April 2, 2008
Contact:
Leah Yoon, NPR

   

FAA WHISTLE-BLOWERS
CHARALAMBE “BOBBY” BOUTRIS AND DOUG PETERS
SPEAK AHEAD OF CONGRESSIONAL TESTIMONY

SAFETY INSPECTORS SAY THEIR AGENCY HAS
BECOME RESISTENT TO INSPECTORS TRYING TO DO THEIR JOB

ON NPR NEWS’ MORNING EDITION,
TOMORROW, APRIL 3


April 2, 2008; Washington, D.C. – In an exclusive report airing tomorrow on Morning Edition, NPR News’ National Correspondent Wade Goodwyn conducts the first broadcast interview with whistle-blowers Charalambe “Bobby” Boutris and Doug Peters, safety inspectors for the Federal Aviation Administration since the aircraft inspection controversy first broke. They say their agency has become complacent and too cozy with the airlines it oversees. The whistleblowers head to Capitol Hill tomorrow to testify before the House Transportation and Infrastructure Committee. With dozens of airplanes grounded, thousands of passengers stranded and millions of dollars in fines levied at carriers for maintenance violations, Mr. Boutris and Mr. Peters tell their story to NPR first.
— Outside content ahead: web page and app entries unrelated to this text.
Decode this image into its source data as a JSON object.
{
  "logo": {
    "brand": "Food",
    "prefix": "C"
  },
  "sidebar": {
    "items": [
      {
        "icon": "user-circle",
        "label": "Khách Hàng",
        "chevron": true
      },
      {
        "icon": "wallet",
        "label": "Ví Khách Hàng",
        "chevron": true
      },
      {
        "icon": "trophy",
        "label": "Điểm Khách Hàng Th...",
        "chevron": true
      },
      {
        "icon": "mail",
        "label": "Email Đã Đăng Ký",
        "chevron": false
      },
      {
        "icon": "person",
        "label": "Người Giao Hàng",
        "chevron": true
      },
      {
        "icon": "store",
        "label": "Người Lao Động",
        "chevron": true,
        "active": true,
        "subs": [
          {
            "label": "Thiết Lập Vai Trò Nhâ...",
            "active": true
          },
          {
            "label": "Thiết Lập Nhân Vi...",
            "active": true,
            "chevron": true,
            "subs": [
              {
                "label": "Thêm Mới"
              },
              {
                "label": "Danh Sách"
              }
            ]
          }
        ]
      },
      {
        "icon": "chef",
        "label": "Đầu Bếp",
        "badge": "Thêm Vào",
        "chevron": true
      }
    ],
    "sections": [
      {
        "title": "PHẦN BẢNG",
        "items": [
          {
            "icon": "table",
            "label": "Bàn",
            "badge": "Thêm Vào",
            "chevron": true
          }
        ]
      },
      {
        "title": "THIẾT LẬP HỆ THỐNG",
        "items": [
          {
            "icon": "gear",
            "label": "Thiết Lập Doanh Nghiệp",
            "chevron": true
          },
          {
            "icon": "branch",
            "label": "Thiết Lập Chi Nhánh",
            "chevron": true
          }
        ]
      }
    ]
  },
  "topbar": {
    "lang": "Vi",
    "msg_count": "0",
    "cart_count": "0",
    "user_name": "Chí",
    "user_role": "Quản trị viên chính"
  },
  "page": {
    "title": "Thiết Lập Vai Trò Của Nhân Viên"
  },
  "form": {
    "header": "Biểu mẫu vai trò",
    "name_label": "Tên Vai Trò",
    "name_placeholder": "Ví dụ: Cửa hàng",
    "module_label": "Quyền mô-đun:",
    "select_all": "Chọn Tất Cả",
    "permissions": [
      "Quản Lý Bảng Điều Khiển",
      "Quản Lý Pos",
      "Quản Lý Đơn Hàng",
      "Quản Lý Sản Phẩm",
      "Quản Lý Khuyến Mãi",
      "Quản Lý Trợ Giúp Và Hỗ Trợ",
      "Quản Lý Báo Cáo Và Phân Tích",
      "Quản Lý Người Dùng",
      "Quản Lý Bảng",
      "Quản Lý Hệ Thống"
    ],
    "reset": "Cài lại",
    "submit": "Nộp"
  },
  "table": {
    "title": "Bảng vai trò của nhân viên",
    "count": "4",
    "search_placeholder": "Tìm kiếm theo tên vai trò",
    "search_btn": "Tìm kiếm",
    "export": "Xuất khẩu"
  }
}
On how the agency’s actions have affected the inspectors:

Mr. Boutris: “It's very sad that I have to become a whistleblower in order to do my job. I would never in a million years would have thought I had to do this.

Mr. Peters: “I never would have imagined it would reach this level and we would be sitting here today waiting for the FAA to still do the right thing.”

On why the FAA removed Mr. Boutris from a specific inspection:

Mr. Boutris: “It was obvious that Southwest Airlines, to me, what I believe, they were trying to cherry-pick the inspector for the inspection. And because of my knowledge, they want me not to perform this inspection, they want somebody else.”

On why supervisors at the FAA siding against their own inspectors

Mr. Peters: “It defies logic. It's totally against our guidance and the ethics information that's in our handbook. I can't explain it.”

All excerpts must be credited to NPR News Morning Edition. Television usage must include on-screen NPR News credit with NPR logo. Morning Edition, the two-hour newsmagazine airing weekdays and hosted by Steve Inskeep in Washington, D.C. and Renée Montagne from NPR West in Culver City, Calif., is public radio’s most listened-to program with more than 13 million weekly listeners. For stations and broadcast times, visit www.NPR.org/stations.